Will the FAA require all UAS to have the capability to detect and avoid other aircraft and how will that capability interact with what a pilot might do if he or she detects an oncoming UAS first?  What happens if detect and avoid systems fail or, worse, if they are hacked and maliciously disabled?  How will detect and avoid be enforced and will the FAA have the resources to do so?


The Air Force’s experience flying UAS supports the concerns GA pilots are feeling.


The anxiety among pilots concerning UAS is intuitive and not based upon experience because UAS have not yet been integrated into the National Airspace and the commercial use of these aircraft outside the National Airspace is nascent.  In other words, we don’t yet have experience with the use of UAS for commercial purposes.  The Air Force, however, does have experience flying UAS in military airspace and its experience supports the concerns GA pilots are feeling. (See the Air Force’s Accident Report for Fiscal 2014 here.)

Not surprisingly, the accident rate for Air Force operated UAS increased dramatically from 2004 to 2013 when the Air Force substantially increased the number of such flights.  What is more, the rate of mishaps involving UAS was much higher than the rate involving manned aircraft over that same period.  GA pilots, then, have reason for concern about the risk to themselves and others if and when large-scale commercial UAS operations  begin in the National Airspace.

Whenever I think about risk, I think about insurance.
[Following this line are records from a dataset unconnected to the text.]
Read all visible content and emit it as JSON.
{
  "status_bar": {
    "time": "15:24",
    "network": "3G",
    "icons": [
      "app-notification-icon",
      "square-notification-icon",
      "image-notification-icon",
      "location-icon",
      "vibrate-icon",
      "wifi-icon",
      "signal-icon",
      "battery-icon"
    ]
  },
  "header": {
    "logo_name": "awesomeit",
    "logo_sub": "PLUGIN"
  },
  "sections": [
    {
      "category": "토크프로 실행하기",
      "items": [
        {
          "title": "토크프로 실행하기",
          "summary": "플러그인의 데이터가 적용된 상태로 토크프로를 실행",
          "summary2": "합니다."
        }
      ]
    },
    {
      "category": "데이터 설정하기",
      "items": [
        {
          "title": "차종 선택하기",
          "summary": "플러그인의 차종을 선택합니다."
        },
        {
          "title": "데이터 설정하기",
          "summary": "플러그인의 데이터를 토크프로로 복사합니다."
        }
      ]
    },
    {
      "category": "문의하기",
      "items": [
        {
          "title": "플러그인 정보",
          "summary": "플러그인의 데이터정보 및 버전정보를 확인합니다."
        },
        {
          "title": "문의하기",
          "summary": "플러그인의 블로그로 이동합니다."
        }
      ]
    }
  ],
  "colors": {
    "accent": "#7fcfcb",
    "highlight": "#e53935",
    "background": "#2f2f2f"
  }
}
So what kinds of insurance are UAS manufacturers and operators going to need?  If and when farmers start using UAS to help manage their crops, whether they operate the UAS themselves or contract the job out to specialized operators, they, too, are going to need insurance against accidents involving UAS and GA aircraft.  Risks include the obvious: product liability, bodily injury (including death) and property damage; as well as the not-so-obvious, such as invasion of privacy.  UAS have also become increasingly sophisticated in the collection, processing, and storage of vast amounts of data, a fact that makes them both enormously useful and subject to data breach and cyberattack.

The standard Commercial General Liability policy that most businesses purchase covers bodily injury and property damage caused by an “occurrence,” which it defines as “an accident, including continuous or repeated exposure to the same generally harmful conditions.”  Essentially all such policies, however, have exclusions for damage caused by the operation of aircraft.  UAS manufacturers and operators, like airlines and aircraft manufacturers, are going to need to be covered by specialized liability policies.

There are, already, insurance companies offering coverage for manufacturers and operators of UAS.  And policyholders can purchase up to $100,000,000 in coverage.  But those policies currently cover risks that are vastly different in nature and scope from the risks associated with extensive commercial UAS operations in the National Airspace.  If and when such operations begin, insurance underwriters will search in vain, at least for the first 5-10 years, for any kind of experience that will help them to assess the risks accurately and to price the coverage meaningfully.  Companies such as Underwriters at Lloyd’s, which has historically provided coverage for risks that other carriers would not (think Betty Grable’s legs), will likely get into the market to cover commercial UAS operations and may begin by writing coverage that is unique to each manufacturer’s or operator’s business (known as “manuscript” policies).

The kinds of coverage UAS manufacturers and operators will need include first-party property, for damage to the UAS, itself; third-party liability, for injury or property damage to others; cyber insurance for data breach, invasion of privacy, and disclosure of private information; and possibly business interruption and contingent business interruption.

Insurance, however, is nothing more than protection against the occurrence of a catastrophe.  It comes into play only after the fact.  It is the unknown — and possibly unknowable — risk of accidentally encountering UAS in the air that has pilots fretting about sharing airspace with remote-controlled metal objects.  And the existence of insurance to pay for the consequences of such an encounter afterwards is small comfort.

Here’s hoping the FAA knows what it’s doing.